Requirement:
Reply only with how many lines in these entries hold the string "label".

(Dataset records Opens)

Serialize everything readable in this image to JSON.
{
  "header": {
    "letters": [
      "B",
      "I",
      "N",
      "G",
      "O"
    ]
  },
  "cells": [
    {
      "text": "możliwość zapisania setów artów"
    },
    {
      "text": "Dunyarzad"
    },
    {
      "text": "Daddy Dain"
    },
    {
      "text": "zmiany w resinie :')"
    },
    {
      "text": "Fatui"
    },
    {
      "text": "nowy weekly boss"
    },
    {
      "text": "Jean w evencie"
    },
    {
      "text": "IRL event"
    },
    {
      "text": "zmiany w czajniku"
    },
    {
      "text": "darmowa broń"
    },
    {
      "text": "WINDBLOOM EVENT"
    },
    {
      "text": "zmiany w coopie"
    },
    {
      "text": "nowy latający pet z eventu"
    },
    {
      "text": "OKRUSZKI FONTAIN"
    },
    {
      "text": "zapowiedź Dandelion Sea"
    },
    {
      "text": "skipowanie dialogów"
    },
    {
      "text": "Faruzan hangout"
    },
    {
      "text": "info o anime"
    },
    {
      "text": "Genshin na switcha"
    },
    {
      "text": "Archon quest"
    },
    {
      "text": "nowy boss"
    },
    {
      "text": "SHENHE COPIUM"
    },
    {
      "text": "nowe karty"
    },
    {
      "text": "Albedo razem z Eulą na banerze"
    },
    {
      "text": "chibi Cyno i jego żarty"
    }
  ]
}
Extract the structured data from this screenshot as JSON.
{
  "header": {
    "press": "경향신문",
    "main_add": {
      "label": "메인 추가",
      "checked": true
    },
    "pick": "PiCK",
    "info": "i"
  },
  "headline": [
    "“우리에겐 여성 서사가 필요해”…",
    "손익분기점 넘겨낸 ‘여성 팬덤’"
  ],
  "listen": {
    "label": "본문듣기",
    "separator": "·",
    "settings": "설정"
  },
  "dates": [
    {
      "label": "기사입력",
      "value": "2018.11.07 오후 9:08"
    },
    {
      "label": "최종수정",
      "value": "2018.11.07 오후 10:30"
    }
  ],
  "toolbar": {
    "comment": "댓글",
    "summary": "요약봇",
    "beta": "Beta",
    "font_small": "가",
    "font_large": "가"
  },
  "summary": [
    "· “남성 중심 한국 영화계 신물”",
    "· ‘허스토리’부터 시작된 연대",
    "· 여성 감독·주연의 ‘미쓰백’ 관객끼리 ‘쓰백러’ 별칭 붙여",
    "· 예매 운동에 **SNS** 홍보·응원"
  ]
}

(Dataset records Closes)

Final answer:
4